Study: Streaming becoming default viewing source
September 16, 2021
Since 2015, Hub Entertainment Research’s annual Decoding the Default study has tracked the TV source that consumers turn on first when they’re ready to watch. This year’s study uncovers a number of surprising shifts in viewers’ first stop for TV.
Highlights from the study:
1) More than half of all TV viewers say their TV default is an online streaming service—e.g., a subscription-based streaming service such as Netflix, a free streaming service with ads such as Pluto TV, or a live TV streaming service such as YouTube TV.
Online services are now 16 points more likely than traditional cable, satellite, or telco service to be consumers’ TV default—an advantage that’s twice as large as it was just a year ago.
- 55 per cent say an online service is the first source they turn on, up 5 points from 2020.
- On the other hand, 39 per cent turn first to a traditional pay-TV service set-top (including live viewing, DVR, or Video on Demand), down 3 points from last year.
- Note: The remaining percentages each year default to viewing over-the-air, from an antenna.
2) Netflix has lost momentum as viewers’ default source over the past year.
- Until 2018, Netflix was on track to surpass traditional pay-TV, single-handedly, as viewers’ first stop for TV viewing. But since then, the proportion defaulting to Netflix has levelled off, and it’s actually lost 3 points since 2020.
- Although no single other streaming TV service comes close to Netflix as a default for TV, the four other most popular streamers (Hulu, Amazon Prime Video, Disney+, and HBO Max) have collectively gained 4 points in just the past year.
3) The TV default story differs dramatically by age.
- Young consumers are by far the least likely to turn first to live TV channels when they’re ready to watch—and the proportions have continued to drop over time.
- Currently, barely over one in 10 18-34 year olds default to live channels.
- But notably, the proportion defaulting to live TV is lower than it was in 2019 in every age group.
- Netflix’s overall drop as a default source since last year is especially pronounced among younger viewers. Instead, that group has embraced the other streaming services as their top TV destination.
- 31 per cent of 18-34 year olds make Netflix their TV home base, but that’s down a full 8 points since last year.
- Instead, 24 per cent of young viewers turn first to one of the other top 5 streamers, up an equal 8 points since 2020.
4) Why the TV default is an important measure: those who default to a TV service are much more likely than other users to remain loyal to that service.
- Hub asked consumers to advise which TV service they’d keep if they could only keep one.
- Among all those who use either traditional pay–TV service or one of the top streaming services, anywhere from 35 per cent down to only 8 per cent pick each service as the one they’d keep if they had to cut everything else.

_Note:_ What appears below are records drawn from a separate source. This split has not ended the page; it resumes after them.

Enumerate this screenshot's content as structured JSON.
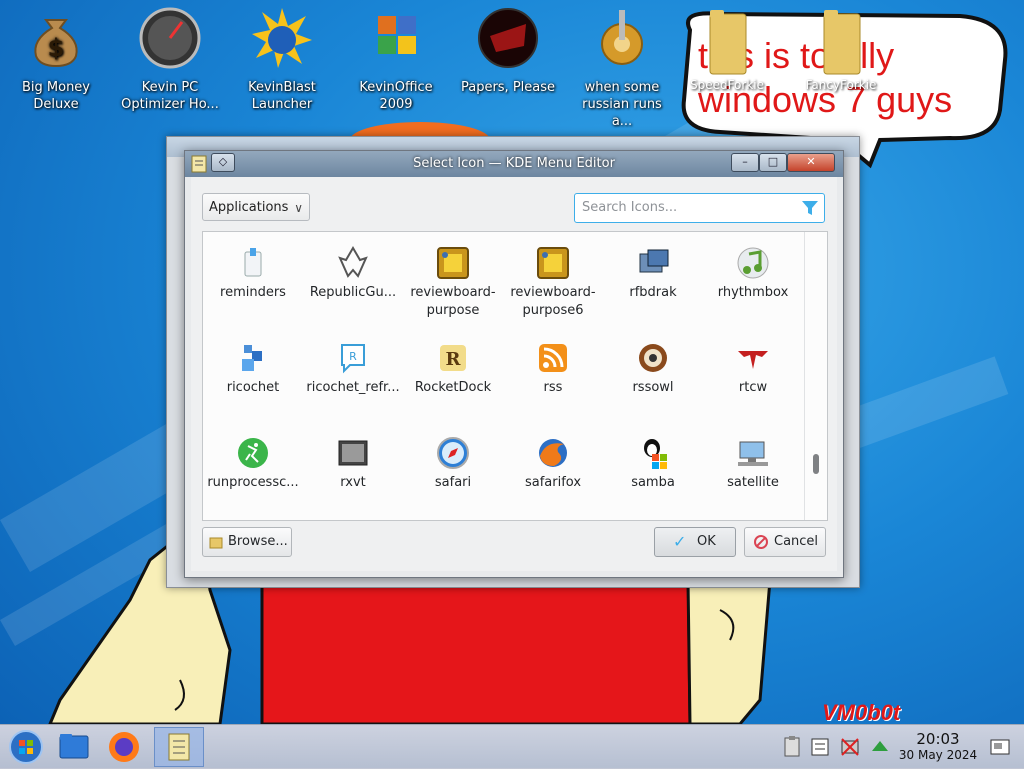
{
  "desktop": {
    "icons": [
      {
        "label": "Big Money Deluxe",
        "icon": "money-bag-icon"
      },
      {
        "label": "Kevin PC Optimizer Ho...",
        "icon": "gauge-icon"
      },
      {
        "label": "KevinBlast Launcher",
        "icon": "burst-globe-icon"
      },
      {
        "label": "KevinOffice 2009",
        "icon": "office-squares-icon"
      },
      {
        "label": "Papers, Please",
        "icon": "papers-please-icon"
      },
      {
        "label": "when some russian runs a...",
        "icon": "gear-icon"
      }
    ],
    "folders": [
      {
        "label": "SpeedForkie",
        "icon": "folder-icon"
      },
      {
        "label": "FancyForkie",
        "icon": "folder-icon"
      }
    ],
    "meme_text_line1": "this is totally",
    "meme_text_line2": "windows 7 guys",
    "signature": "VM0b0t"
  },
  "background_window": {
    "title": "KDE Menu Editor"
  },
  "dialog": {
    "title": "Select Icon — KDE Menu Editor",
    "source_select": {
      "value": "Applications"
    },
    "search": {
      "placeholder": "Search Icons..."
    },
    "icons": [
      {
        "label": "reminders",
        "icon": "reminders-icon"
      },
      {
        "label": "RepublicGu...",
        "icon": "republic-icon"
      },
      {
        "label": "reviewboard-purpose",
        "icon": "reviewboard-icon"
      },
      {
        "label": "reviewboard-purpose6",
        "icon": "reviewboard-icon"
      },
      {
        "label": "rfbdrak",
        "icon": "rfbdrak-icon"
      },
      {
        "label": "rhythmbox",
        "icon": "rhythmbox-icon"
      },
      {
        "label": "ricochet",
        "icon": "ricochet-icon"
      },
      {
        "label": "ricochet_refr...",
        "icon": "ricochet-refresh-icon"
      },
      {
        "label": "RocketDock",
        "icon": "rocketdock-icon"
      },
      {
        "label": "rss",
        "icon": "rss-icon"
      },
      {
        "label": "rssowl",
        "icon": "rssowl-icon"
      },
      {
        "label": "rtcw",
        "icon": "rtcw-icon"
      },
      {
        "label": "runprocessc...",
        "icon": "runprocess-icon"
      },
      {
        "label": "rxvt",
        "icon": "rxvt-icon"
      },
      {
        "label": "safari",
        "icon": "safari-icon"
      },
      {
        "label": "safarifox",
        "icon": "safarifox-icon"
      },
      {
        "label": "samba",
        "icon": "samba-icon"
      },
      {
        "label": "satellite",
        "icon": "satellite-icon"
      }
    ],
    "browse_label": "Browse...",
    "ok_label": "OK",
    "cancel_label": "Cancel"
  },
  "taskbar": {
    "items": [
      "start-orb-icon",
      "file-manager-icon",
      "firefox-icon",
      "kde-menu-editor-icon"
    ],
    "clock": {
      "time": "20:03",
      "date": "30 May 2024"
    }
  },
  "colors": {
    "desktop_blue": "#1a86d6",
    "focus_blue": "#3daee9",
    "meme_red": "#e01818"
  }
}
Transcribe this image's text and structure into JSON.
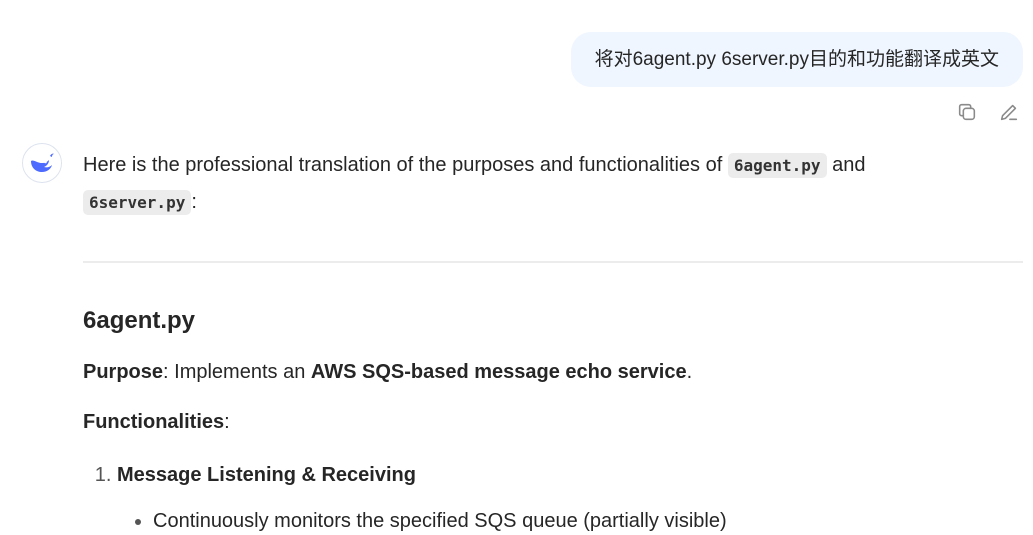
{
  "user_message": {
    "text": "将对6agent.py 6server.py目的和功能翻译成英文"
  },
  "actions": {
    "copy_icon": "copy-icon",
    "edit_icon": "edit-icon"
  },
  "assistant": {
    "avatar_icon": "whale-logo-icon",
    "intro_text": "Here is the professional translation of the purposes and functionalities of",
    "code1": "6agent.py",
    "intro_and": "and",
    "code2": "6server.py",
    "intro_colon": ":",
    "section_title": "6agent.py",
    "purpose_label": "Purpose",
    "purpose_mid": ": Implements an ",
    "purpose_bold": "AWS SQS-based message echo service",
    "purpose_end": ".",
    "functionalities_label": "Functionalities",
    "functionalities_colon": ":",
    "item1_title": "Message Listening & Receiving",
    "item1_sub1": "Continuously monitors the specified SQS queue (partially visible)"
  },
  "colors": {
    "bubble_bg": "#eff6ff",
    "brand_blue": "#4d6bfe",
    "text": "#262626",
    "code_bg": "#ececec"
  }
}
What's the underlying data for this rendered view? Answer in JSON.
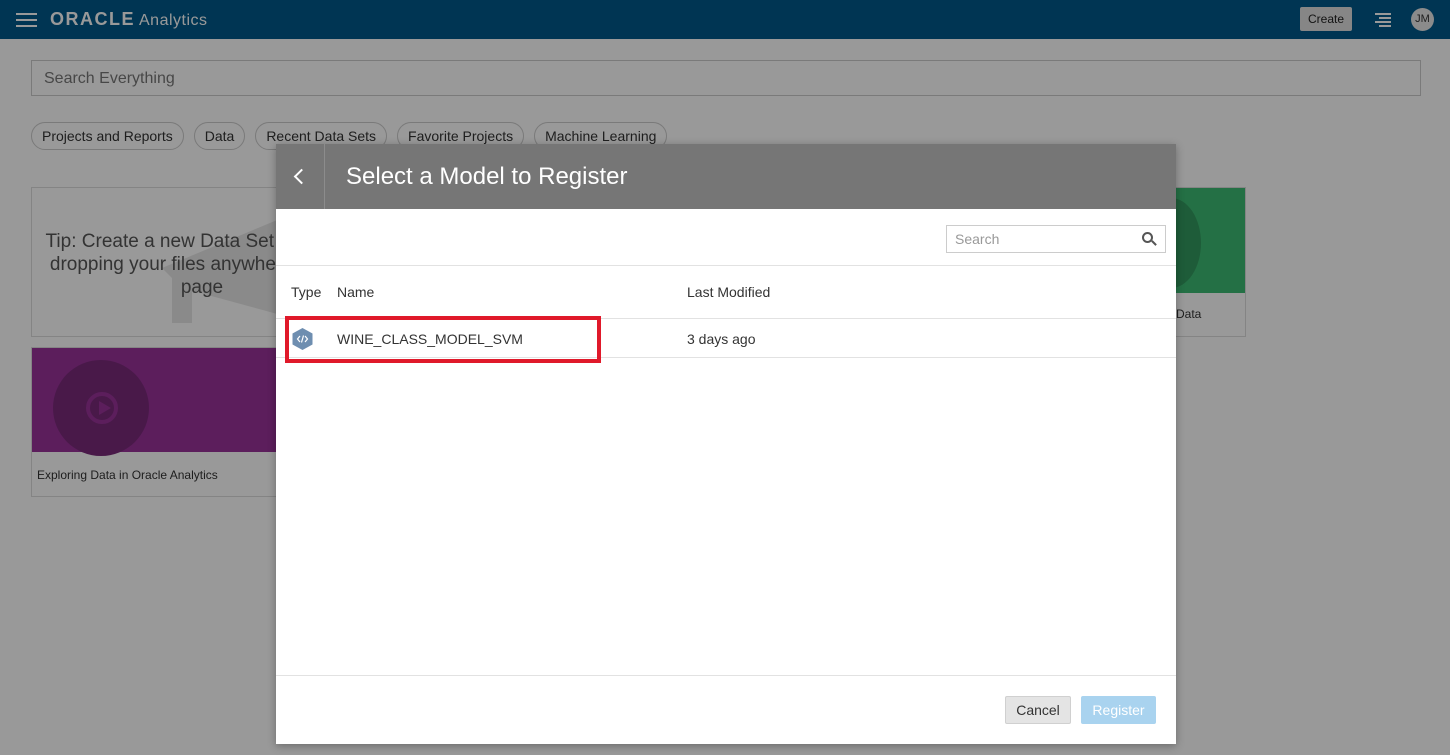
{
  "header": {
    "brand_oracle": "ORACLE",
    "brand_product": "Analytics",
    "create_label": "Create",
    "avatar_initials": "JM",
    "color": "#00598a"
  },
  "search": {
    "placeholder": "Search Everything"
  },
  "chips": [
    "Projects and Reports",
    "Data",
    "Recent Data Sets",
    "Favorite Projects",
    "Machine Learning"
  ],
  "cards": {
    "tip_text": "Tip: Create a new Data Set by simply dropping your files anywhere on this page",
    "video_title": "Exploring Data in Oracle Analytics",
    "green_label": "Data"
  },
  "dialog": {
    "title": "Select a Model to Register",
    "search_placeholder": "Search",
    "columns": {
      "type": "Type",
      "name": "Name",
      "modified": "Last Modified"
    },
    "rows": [
      {
        "type_icon": "model-hex-icon",
        "name": "WINE_CLASS_MODEL_SVM",
        "last_modified": "3 days ago"
      }
    ],
    "cancel_label": "Cancel",
    "register_label": "Register",
    "highlight_color": "#e0192a"
  }
}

- However, among those who default to these services, the proportion who would keep each if they had to drop others ranges from 60 per cent to 46 per cent: in some cases, nearly 50 points higher than the ‘loyalty’ percentage among users generally.
5) In looking at the TV services viewers choose first, it’s important to keep in mind that TV is not necessarily consumers’ default *entertainment* option. In fact, TV competes with an ever-growing array of other options consumers can choose to satisfy their entertainment needs.
- When Hub asks all consumers for their favourite source of entertainment and leisure overall, watching TV and movies is the single most common response. But fewer than one-in-three choose it as their entertainment default. More than seven in 10 would pick another entertainment option over TV.
- 18-34 year olds are even less likely to turn to TV when they have free time for entertainment (22 per cent). A full one-third of this segment would rather play video games, engage with social media, or watch online videos (33 per cent).
“Like most other phenomena in the new TV landscape, the TV sources that viewers treat as their TV home base seem to be in a state of constant flux. Just when it looked like Netflix was set to become the centre of consumers’ TV universe, other streamers have stepped up their game to change the narrative,” said Peter Fondulas, principal at Hub and co-author of the study.
“What has remained constant, however, is the critical importance of being consumers’ home base for TV in the first place. If and when we reach the point where a critical mass of consumers decides they’ve hit their TV service maximum, the last service to go when viewers begin to scale back is the one service they turn on first.”